(Dataset items)
★ ★ ★ ★ ★
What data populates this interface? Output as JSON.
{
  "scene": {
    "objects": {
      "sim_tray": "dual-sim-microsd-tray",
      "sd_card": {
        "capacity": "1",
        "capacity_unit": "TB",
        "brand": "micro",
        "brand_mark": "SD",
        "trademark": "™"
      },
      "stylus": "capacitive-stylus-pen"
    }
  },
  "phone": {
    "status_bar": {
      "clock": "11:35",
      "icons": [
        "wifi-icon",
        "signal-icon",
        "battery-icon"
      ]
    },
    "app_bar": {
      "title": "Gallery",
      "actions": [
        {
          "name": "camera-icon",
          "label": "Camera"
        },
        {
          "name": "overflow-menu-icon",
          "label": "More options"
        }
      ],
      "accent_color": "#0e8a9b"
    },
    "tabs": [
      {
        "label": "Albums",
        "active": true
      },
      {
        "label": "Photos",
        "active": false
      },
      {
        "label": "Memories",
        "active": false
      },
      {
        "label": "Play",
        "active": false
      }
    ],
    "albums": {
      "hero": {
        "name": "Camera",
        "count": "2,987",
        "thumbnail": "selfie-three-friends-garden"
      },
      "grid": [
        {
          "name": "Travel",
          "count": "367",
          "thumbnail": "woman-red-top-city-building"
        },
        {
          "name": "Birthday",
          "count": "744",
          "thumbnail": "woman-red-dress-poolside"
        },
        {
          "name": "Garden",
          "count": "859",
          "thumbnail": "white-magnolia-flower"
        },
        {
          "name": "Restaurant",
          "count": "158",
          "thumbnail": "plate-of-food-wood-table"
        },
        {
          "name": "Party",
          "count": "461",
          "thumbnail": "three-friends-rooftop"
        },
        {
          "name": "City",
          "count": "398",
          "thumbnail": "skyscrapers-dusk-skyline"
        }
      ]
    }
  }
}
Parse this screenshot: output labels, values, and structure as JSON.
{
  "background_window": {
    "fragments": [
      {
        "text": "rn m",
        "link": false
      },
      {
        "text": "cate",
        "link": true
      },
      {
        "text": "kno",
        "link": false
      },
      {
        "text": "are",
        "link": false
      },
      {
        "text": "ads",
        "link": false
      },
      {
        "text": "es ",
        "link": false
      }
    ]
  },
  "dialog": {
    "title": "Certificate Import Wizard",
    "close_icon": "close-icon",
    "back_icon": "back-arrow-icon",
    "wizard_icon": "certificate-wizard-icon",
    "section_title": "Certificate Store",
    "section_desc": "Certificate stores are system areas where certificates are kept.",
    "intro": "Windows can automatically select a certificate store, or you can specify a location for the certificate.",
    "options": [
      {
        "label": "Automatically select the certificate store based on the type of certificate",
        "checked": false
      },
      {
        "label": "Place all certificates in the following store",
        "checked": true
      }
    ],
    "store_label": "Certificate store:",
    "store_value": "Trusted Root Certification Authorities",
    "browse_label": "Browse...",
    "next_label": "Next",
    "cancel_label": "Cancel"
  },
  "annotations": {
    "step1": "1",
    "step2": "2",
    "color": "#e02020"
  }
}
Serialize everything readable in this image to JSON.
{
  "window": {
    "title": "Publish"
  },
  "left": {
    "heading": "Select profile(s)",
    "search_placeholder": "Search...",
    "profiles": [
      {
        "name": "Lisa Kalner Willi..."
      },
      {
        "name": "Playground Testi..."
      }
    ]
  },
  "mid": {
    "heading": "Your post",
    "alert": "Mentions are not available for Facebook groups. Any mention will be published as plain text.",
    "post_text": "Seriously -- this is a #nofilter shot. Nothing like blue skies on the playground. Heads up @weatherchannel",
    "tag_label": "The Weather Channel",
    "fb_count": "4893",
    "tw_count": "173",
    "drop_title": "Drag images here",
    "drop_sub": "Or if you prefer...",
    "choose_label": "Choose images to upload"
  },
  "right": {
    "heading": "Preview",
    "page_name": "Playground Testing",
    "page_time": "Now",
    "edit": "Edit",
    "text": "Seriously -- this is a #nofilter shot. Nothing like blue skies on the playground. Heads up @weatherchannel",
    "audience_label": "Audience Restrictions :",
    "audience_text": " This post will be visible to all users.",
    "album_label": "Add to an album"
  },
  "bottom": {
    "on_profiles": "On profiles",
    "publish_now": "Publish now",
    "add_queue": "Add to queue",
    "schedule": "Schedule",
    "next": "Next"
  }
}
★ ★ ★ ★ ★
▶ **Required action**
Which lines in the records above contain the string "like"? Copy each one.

▶ **Result**
    "post_text": "Seriously -- this is a #nofilter shot. Nothing like blue skies on the playground. Heads up @weatherchannel",
    "text": "Seriously -- this is a #nofilter shot. Nothing like blue skies on the playground. Heads up @weatherchannel",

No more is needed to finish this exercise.